Website and app data records
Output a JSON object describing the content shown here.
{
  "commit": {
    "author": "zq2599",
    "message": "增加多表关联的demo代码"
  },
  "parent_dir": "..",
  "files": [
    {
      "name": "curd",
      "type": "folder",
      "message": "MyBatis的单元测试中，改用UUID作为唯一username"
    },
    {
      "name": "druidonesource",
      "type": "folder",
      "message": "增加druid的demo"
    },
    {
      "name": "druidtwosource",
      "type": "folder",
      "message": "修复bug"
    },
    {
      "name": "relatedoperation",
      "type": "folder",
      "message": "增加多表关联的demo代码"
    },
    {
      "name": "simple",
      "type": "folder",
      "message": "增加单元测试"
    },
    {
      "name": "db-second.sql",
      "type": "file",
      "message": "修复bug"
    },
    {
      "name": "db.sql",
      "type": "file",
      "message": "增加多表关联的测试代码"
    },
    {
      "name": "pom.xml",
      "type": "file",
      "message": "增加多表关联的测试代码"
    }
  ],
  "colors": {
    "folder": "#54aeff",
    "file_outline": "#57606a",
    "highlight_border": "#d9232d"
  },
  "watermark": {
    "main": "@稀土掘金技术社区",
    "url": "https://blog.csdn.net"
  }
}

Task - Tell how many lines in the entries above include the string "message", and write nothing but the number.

The answer - 9